• _Input for this task_
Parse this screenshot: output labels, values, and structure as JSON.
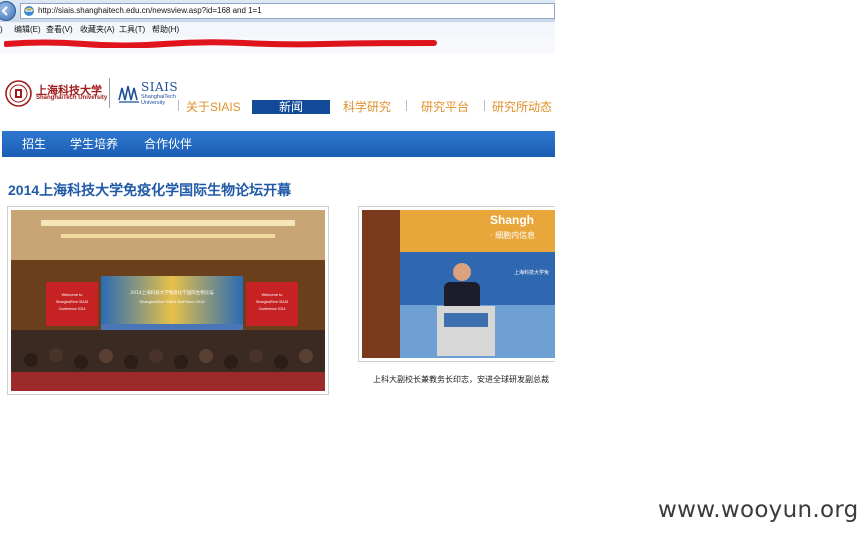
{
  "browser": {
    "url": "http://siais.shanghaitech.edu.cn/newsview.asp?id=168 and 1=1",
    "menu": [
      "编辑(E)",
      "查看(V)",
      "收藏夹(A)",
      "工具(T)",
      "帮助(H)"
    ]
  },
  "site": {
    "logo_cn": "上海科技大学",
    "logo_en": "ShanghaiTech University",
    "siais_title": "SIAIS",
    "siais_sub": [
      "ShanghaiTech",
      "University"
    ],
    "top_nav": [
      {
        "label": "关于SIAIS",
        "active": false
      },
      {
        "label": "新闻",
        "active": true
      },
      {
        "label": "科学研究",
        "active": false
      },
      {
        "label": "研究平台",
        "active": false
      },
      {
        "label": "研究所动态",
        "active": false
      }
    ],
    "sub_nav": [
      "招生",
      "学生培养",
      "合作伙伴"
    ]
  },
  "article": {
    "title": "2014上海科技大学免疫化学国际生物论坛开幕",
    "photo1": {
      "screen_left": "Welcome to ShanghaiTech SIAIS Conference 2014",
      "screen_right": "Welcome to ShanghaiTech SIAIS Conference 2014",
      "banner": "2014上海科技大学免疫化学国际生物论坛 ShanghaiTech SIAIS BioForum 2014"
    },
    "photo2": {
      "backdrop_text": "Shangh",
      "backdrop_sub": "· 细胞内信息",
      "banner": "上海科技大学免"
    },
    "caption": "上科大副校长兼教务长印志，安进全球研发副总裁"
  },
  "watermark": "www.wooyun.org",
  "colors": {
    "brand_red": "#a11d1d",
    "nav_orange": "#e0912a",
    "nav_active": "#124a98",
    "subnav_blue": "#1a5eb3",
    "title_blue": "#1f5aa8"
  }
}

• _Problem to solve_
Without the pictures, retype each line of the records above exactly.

• _Task answer_
Parse this screenshot: output labels, values, and structure as JSON.
{
  "browser": {
    "url": "http://siais.shanghaitech.edu.cn/newsview.asp?id=168 and 1=1",
    "menu": [
      "编辑(E)",
      "查看(V)",
      "收藏夹(A)",
      "工具(T)",
      "帮助(H)"
    ]
  },
  "site": {
    "logo_cn": "上海科技大学",
    "logo_en": "ShanghaiTech University",
    "siais_title": "SIAIS",
    "siais_sub": [
      "ShanghaiTech",
      "University"
    ],
    "top_nav": [
      {
        "label": "关于SIAIS",
        "active": false
      },
      {
        "label": "新闻",
        "active": true
      },
      {
        "label": "科学研究",
        "active": false
      },
      {
        "label": "研究平台",
        "active": false
      },
      {
        "label": "研究所动态",
        "active": false
      }
    ],
    "sub_nav": [
      "招生",
      "学生培养",
      "合作伙伴"
    ]
  },
  "article": {
    "title": "2014上海科技大学免疫化学国际生物论坛开幕",
    "photo1": {
      "screen_left": "Welcome to ShanghaiTech SIAIS Conference 2014",
      "screen_right": "Welcome to ShanghaiTech SIAIS Conference 2014",
      "banner": "2014上海科技大学免疫化学国际生物论坛 ShanghaiTech SIAIS BioForum 2014"
    },
    "photo2": {
      "backdrop_text": "Shangh",
      "backdrop_sub": "· 细胞内信息",
      "banner": "上海科技大学免"
    },
    "caption": "上科大副校长兼教务长印志，安进全球研发副总裁"
  },
  "watermark": "www.wooyun.org",
  "colors": {
    "brand_red": "#a11d1d",
    "nav_orange": "#e0912a",
    "nav_active": "#124a98",
    "subnav_blue": "#1a5eb3",
    "title_blue": "#1f5aa8"
  }
}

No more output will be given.